Artwork by David “Vyle” Levy
“They’re here…” Our hairs rise at that singsong call of the child co-opted by demons. More than three decades later those words and this film still terrify. The 1982, Steven Spielberg movie, Poltergeist, suggests that a destructive presence lurks outside the realm of human psychology and therefore beyond our capacities to intervene. The Freeling family: Steve (Craig T. Nelson), Diane (Jobeth Williams) and their three children: Carole Anne, Dana and Robbie are powerless once the poltergeist slips through their television set and stakes claim on Carole Anne (Heather O’Rourke).
Might it be that this film shows the unconscious at work, turning emotions into nightmarish images that make them easier to interact with?
When we meet the “Free-lings” they are, as their name suggests, free. They live in a nice home in the quiet sunny suburbs. They are beautiful and loving without being corny or conceited. They are, one might say, enviable. The angelic five-year-old, Carole Anne, with silky blonde hair and big blue eyes is perhaps the most enviable. And so the film begins when she, like any good fairy tale victim, is innocently lured by the dark. Rather than disguised as a grandmother or young woman picking apples, the monster makes contact through a television set; the modern playing ground for the youth. Carole Anne tells the television snow her age and engages in an intriguing get-to-know you game.
Next come the paranormal events, when mom is actually disarmed at how the foreign agent restacks the kitchen chairs and makes a slide in the linoleum for the family to ride. These benign gestures prime the family for attack. Exploiting the Freelings when they are most vulnerable – at bedtime when they are separated and children feel unprotected by their parents – the poltergeist abducts Carole Anne.
It is explained to us by the medium, Tangina (Zelda Rubenstein), why Carole Anne was chosen. The displaced dead, rejecting the loss of their lives, cling to this free-ling child. “They’re attracted to the one thing about her that is different from themselves: her life force. …Something they desperately desire but can’t have anymore.” But there’s more at work here. There is also a demonic force that keeps Carole Ann close and pretends to be a child. Behind the mask is, Tangina explains, “So much rage, so much betrayal. I’ve never sensed anything like it. It lies to her. …it is the beast.”
The rage and envy that hold the family hostage are depicted here and in scores of children’s fairy tales for a reason. These forces terrify us. Envy frightens us as adults because even though our adult mind can think about it, our child mind could not. We carry with us into adulthood an impression of something horrific that was beyond comprehension. How many gifted, attractive, trusting children are cruelly (i.e. willfully) demoralized by adults? What about subtler versions of attack on a child’s enviable innocence and capacity for life? Most adults as we age envy the young, of course to varying degrees. The very young, though they may not fully understand, feel when they are viewed through a hungry, envious lens.

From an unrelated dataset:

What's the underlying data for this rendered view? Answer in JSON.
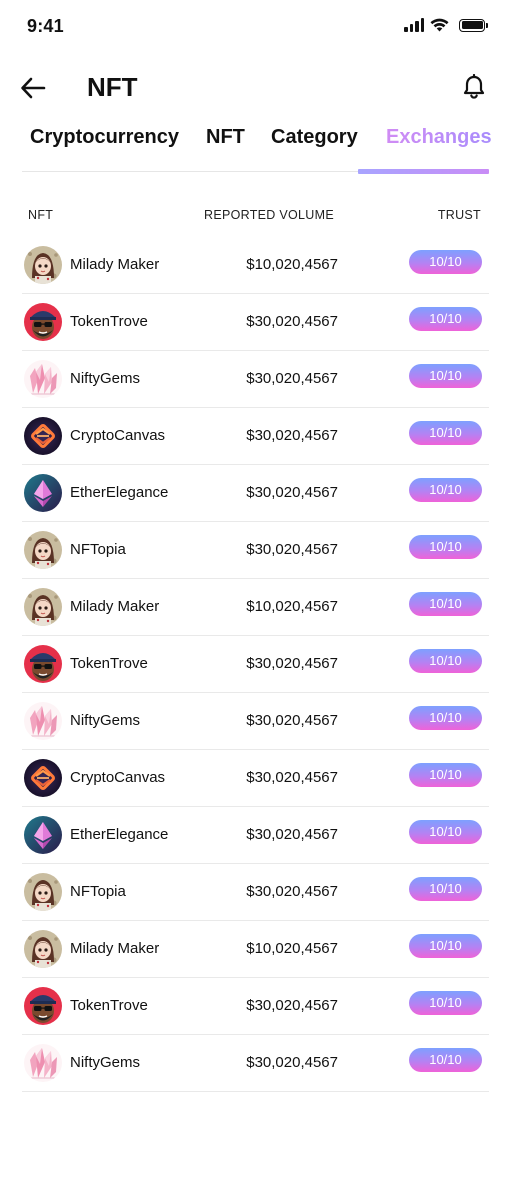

Visual images of the poltergeist “beast” are consistent with the child’s experience. From the sucking vaginal-like canal with a reaching umbilical cord that Carole Anne and Robbie cling to bed posts and door knobs to resist being pulled into, to the tree that for an instant swallows Robbie until Dad yanks him out, to the ultimate, super-human sized, haggard, skeletal creature with thin, blowing white hair, the poltergeist looks like exaggerated aspects of the envious other. The skeletal creature is life’s shell. Ancient and starving, it is fiercely determined to fill up its hollowness by robbing Carole Anne from her safe and happy family.
When destructive envy comes from caregivers, it is especially threatening to children. To adapt psychologically, children unconsciously treat it as a disembodied force. It’s not mom, or dad, or grandma, or auntie, or older brother, or the old maid next door, it’s a monster that could get me when someone I trust isn’t taking care of me. This is one of the reasons nighttime is frightening to children. It’s when they are alone and split-off aspects of a threatening adult’s psychology creep back into the child’s awareness.
These mentally immature representations of aspects of adults we encounter as children are in my view the origin of the demonic presence that haunts innocents in films like Poltergeist. Not able to know it as part of the human realm because to do so would make us feel unsafe in the world as we grow, we unconsciously locate destructive envy outside of our world, freeing us to continue to believe in the complete goodness of those on whom we are dependent for survival.